What you need to do ::
Each entry that appears below should be restated word for word.

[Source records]
* * * *
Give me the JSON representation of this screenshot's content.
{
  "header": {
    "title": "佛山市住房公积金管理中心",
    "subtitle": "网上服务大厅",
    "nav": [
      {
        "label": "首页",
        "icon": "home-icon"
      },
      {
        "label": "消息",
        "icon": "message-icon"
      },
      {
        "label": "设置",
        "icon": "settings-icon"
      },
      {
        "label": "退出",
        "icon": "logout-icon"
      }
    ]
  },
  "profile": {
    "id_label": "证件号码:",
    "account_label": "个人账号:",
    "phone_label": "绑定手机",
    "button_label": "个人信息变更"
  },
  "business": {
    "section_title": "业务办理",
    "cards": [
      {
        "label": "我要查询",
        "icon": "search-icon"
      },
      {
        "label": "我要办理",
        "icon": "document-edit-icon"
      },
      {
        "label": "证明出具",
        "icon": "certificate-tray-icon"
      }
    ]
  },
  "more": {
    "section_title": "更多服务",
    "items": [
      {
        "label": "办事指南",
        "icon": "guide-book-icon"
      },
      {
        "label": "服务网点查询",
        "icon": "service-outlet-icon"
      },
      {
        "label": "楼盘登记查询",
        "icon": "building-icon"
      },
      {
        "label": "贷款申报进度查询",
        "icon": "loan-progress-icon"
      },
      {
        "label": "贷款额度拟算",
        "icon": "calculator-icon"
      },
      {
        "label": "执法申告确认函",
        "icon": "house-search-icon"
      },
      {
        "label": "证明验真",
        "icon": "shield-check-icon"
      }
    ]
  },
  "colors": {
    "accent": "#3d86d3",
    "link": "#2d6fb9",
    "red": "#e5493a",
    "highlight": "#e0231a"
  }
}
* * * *
Written solution ::
Give me the JSON representation of this screenshot's content.
{
  "header": {
    "title": "佛山市住房公积金管理中心",
    "subtitle": "网上服务大厅",
    "nav": [
      {
        "label": "首页",
        "icon": "home-icon"
      },
      {
        "label": "消息",
        "icon": "message-icon"
      },
      {
        "label": "设置",
        "icon": "settings-icon"
      },
      {
        "label": "退出",
        "icon": "logout-icon"
      }
    ]
  },
  "profile": {
    "id_label": "证件号码:",
    "account_label": "个人账号:",
    "phone_label": "绑定手机",
    "button_label": "个人信息变更"
  },
  "business": {
    "section_title": "业务办理",
    "cards": [
      {
        "label": "我要查询",
        "icon": "search-icon"
      },
      {
        "label": "我要办理",
        "icon": "document-edit-icon"
      },
      {
        "label": "证明出具",
        "icon": "certificate-tray-icon"
      }
    ]
  },
  "more": {
    "section_title": "更多服务",
    "items": [
      {
        "label": "办事指南",
        "icon": "guide-book-icon"
      },
      {
        "label": "服务网点查询",
        "icon": "service-outlet-icon"
      },
      {
        "label": "楼盘登记查询",
        "icon": "building-icon"
      },
      {
        "label": "贷款申报进度查询",
        "icon": "loan-progress-icon"
      },
      {
        "label": "贷款额度拟算",
        "icon": "calculator-icon"
      },
      {
        "label": "执法申告确认函",
        "icon": "house-search-icon"
      },
      {
        "label": "证明验真",
        "icon": "shield-check-icon"
      }
    ]
  },
  "colors": {
    "accent": "#3d86d3",
    "link": "#2d6fb9",
    "red": "#e5493a",
    "highlight": "#e0231a"
  }
}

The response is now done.